Artist Blog

Every week an artist whose single image was published by Der Greif is given a platform in which to blog about contemporary photography.

Signals and Seas

Nov 26, 2017 - Luke Withers

Prior to radio communication, islands and ships could communicate only with visible signals like flags and lighthouses, the horizon was therefore the limit of communication. This isolation is one of the primary themes of Rudyard Kipling’s short story ‘Wireless’, which predates the first commercial uses of wireless telegraphy but predicts the nature of it. It’s an account of a chemist and some friends who are experimenting with radio technology whilst the pharmacy’s show globes sway outside in a winter storm. As they attempt to contact another radio enthusiast, they inadvertently pick up the signals of two ships on the coast, which are attempting to contact each other but failing to detect each others messages.


I found the imagery of Islands and lighthouses reflected on a dinner invite from 1902 celebrating Marconi’s first transmission across the Atlantic, with which he wirelessly connected the American and European continents. On this invite was depicted two lighthouses at the ends of landmasses, connected by the dotted line of a Morse Code transmission reaching across an open sea.

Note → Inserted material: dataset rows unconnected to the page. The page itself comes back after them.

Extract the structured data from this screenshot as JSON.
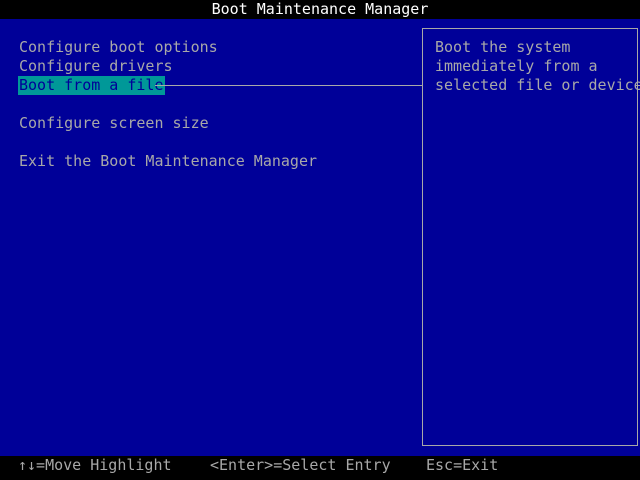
{
  "title": "Boot Maintenance Manager",
  "menu": {
    "items": [
      {
        "label": "Configure boot options",
        "selected": false
      },
      {
        "label": "Configure drivers",
        "selected": false
      },
      {
        "label": "Boot from a file",
        "selected": true
      },
      {
        "label": "Configure screen size",
        "selected": false
      },
      {
        "label": "Exit the Boot Maintenance Manager",
        "selected": false
      }
    ]
  },
  "help": {
    "lines": [
      "Boot the system",
      "immediately from a",
      "selected file or device"
    ]
  },
  "status": {
    "move": "↑↓=Move Highlight",
    "enter": "<Enter>=Select Entry",
    "exit": "Esc=Exit"
  },
  "colors": {
    "background": "#000098",
    "text": "#a8a8a8",
    "highlight": "#009898",
    "title_text": "#ffffff",
    "bars": "#000000"
  }
}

Evoking the solitary experience of islands and sea farers was something that I hoped to do in the ‘Wireless’ series. I incorporated the imagery into the work by photographing Flatholm’s own lighthouse and in a portrait series of radio enthusiasts who still operate from the same two points as Marconi’s initial success. In these portraits, the individuals faces are obscured by a burst of flashlight to reflect the common use of Morse Code by both lighthouses and radio amateurs. Morse is a global, binary language transmitted as sound or light, and written in a succession of dots and dashes. For the radio operators its the primary medium on which an individuals unique ‘call sign’ is transmitted, this is an this alphanumerical code that denotes their identity and their location in the world.


In a similar manner, Lighthouses transmit a unique sequence of white or red light which denotes their identity, and thus their location. I felt in these common transmissions, was reflected a solitude, isolation, and a strive to connect, which was coherent throughout the subject matter, and which did not require me to reveal more of the individuals identity than they themselves transmitted via their call sign. As such their unique sequence of dots and dashes is included alongside their portrait within the book.